However, after hearing the trials and tribulations of other women, I vowed that I would never put excessive pressure on myself to breastfeed exclusively. I intended to give it my best effort; but, under no circumstances would I consider myself a failure if breastfeeding didn’t work out the way I planned.

Of course, a whole heck of a lot more than breastfeeding did not go as I planned! My daughter spent the first four months of her life in three different hospitals!!

When I first tried to nurse, she did not latch on. But, I did not fret. The nurses came and asked me if they could feed her formula in the nursery because her blood sugar was terribly low. I was cool with it. I said, “of course, feed her, whatever it takes”. Because, I knew, deep inside, that “feeding” my baby was the main goal.

As medical issues piled up with our daughter and time in the hospital stretched on and on, I became slightly obsessed with pumping breast milk. Ya know, that thing I swore I would not do!?!?

Of course, to my defense, I felt helpless.

My daughter was in the hospital with a myriad of medical issues and I couldn’t do anything, but, pump. I felt most helpful when I pumped breast milk. It was something I could do that was a “normal” function of motherhood. I wasn’t washing baby clothes. I wasn’t up in the middle of the night warming bottles or drowsily nursing a hungry baby in the comfort of our home. I wasn’t dressing her up and taking her out on the town to show her off. I was pumping and sitting in a hospital room.

This is the most important part to my personal story, I did this because I could. Once the lactation nurse taught me what to do in my hospital room and handed me the pump, I was pumping “liquid gold” pretty darned quick! The nurses joked with me that I was “dairy queen”. Of course, that made me feel good, helpful. So, since I could do it, I made sure that I did it frequently and did not falter. I pumped for 10 months!

I like to think, even in the emotional uproar of having a medically complex, first-born child in the hospital, I would not have been depressed if I wasn’t able to produce milk.

However, I am not entirely sure. Being surrounded by information about the benefits of breastfeeding and having lactation nurses push you to your limits, can get a new Mom down in the dumps if things don’t work out the way they “should”.

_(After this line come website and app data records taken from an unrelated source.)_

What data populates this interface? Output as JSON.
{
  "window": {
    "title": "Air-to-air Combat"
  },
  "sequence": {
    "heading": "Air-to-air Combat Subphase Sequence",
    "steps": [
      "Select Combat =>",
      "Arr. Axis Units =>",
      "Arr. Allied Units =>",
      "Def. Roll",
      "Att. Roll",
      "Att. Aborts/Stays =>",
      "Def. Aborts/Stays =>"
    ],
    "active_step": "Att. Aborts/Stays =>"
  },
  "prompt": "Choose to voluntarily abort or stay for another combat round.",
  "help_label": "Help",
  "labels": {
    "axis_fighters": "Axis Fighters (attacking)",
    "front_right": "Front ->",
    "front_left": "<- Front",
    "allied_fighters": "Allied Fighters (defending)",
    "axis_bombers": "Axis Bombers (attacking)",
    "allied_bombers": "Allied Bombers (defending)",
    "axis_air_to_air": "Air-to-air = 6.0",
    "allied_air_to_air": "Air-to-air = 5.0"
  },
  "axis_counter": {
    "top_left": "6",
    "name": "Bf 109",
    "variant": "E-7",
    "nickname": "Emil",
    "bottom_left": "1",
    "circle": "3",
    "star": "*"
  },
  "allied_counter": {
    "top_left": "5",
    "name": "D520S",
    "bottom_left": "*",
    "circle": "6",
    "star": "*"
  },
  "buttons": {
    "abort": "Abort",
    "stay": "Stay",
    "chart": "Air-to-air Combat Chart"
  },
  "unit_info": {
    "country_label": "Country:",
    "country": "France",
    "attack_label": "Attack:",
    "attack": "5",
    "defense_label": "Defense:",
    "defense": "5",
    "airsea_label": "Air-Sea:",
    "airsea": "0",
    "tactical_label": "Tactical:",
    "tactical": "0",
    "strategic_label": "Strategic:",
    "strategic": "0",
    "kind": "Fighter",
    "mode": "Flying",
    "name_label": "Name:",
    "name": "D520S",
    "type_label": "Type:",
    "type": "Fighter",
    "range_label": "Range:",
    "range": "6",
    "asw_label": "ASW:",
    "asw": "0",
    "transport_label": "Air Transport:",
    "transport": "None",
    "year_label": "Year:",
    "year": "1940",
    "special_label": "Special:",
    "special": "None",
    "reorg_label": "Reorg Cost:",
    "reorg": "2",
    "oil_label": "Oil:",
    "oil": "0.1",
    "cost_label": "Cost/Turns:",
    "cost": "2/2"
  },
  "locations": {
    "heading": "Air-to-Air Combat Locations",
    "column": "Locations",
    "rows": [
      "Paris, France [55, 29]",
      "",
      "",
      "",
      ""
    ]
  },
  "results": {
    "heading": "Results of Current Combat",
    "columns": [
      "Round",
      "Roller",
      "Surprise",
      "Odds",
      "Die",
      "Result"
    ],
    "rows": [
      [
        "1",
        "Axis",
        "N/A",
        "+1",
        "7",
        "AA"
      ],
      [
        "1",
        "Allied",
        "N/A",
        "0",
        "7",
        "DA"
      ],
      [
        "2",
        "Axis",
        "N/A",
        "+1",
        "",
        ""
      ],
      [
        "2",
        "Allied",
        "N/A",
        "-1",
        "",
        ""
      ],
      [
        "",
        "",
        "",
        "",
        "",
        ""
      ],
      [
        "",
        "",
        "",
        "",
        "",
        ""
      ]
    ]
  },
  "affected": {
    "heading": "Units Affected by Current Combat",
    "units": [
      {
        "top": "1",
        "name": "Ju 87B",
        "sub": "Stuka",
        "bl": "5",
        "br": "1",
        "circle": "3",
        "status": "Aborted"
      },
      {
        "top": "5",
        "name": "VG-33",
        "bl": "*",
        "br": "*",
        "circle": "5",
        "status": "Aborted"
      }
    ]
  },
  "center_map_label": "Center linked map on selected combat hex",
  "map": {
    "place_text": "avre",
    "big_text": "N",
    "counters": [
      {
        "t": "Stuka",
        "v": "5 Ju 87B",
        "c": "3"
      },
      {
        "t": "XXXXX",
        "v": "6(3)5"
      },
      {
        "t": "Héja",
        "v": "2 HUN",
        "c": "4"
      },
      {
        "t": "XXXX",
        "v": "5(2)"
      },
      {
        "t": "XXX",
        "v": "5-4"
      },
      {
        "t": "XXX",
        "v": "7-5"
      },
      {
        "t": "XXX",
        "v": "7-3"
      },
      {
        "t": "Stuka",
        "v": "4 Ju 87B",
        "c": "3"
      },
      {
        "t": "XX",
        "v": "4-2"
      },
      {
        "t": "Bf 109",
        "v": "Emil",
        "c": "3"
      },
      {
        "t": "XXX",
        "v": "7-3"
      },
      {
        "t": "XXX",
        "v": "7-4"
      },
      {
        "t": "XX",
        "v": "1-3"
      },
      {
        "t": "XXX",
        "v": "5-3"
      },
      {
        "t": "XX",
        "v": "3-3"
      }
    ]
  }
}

All of the breastfeeding information is great, but it’s one-sided. The flyers and posters and lactation nurses only educate Moms on breastfeeding, as though there is no other acceptable way to feed your baby. And, this can do a number on a new Mom’s psyche.

Hospitals and organizations should share and educate moms and families on the various ways to feed their babies. That would be most helpful.

For instance, breastfeeding baby gives Mom and Baby the opportunity for some amazing bonding. But, it is also exhausting for a Mom to be the only one capable of feeding Baby. And, it is often hard on a partner who wants to help but cannot give that one thing Baby needs, breast milk. There is an upside to having a partner feed Baby so Mom can get some time to rejuvenate to be her best version of herself. And it gives your partner time to bond with Baby in a special way too.

I can tell you that my baby got a lot of breast milk, but she also got formula. I was okay with that. I was a slave to the pump for a long time because that was my only “job”. Then, it turned into a habit and it was fairly easy to keep up with even when our daughter finally came home from the hospital.

And, yes, I did feel great about being able to do it! I felt empowered. I even carried around this bag at the hospital that said, “I make milk, what’s your superpower”?

But, the truth is, we Moms all have different superpowers. Some of us make milk, some of us have the patience of saints, some of us have the endurance of a race horse, some of us are great in crisis and some of us mend what others cannot.

Here’s my main point, feeding your baby is the goal. It’s amazing to feed your child breast milk, but you most certainly are not a failure in the motherhood department if you feed your baby formula.

Not feeding your baby is what would make you a failure in the Motherhood department. Not HOW you feed your baby. Take comfort in that and give yourself a break.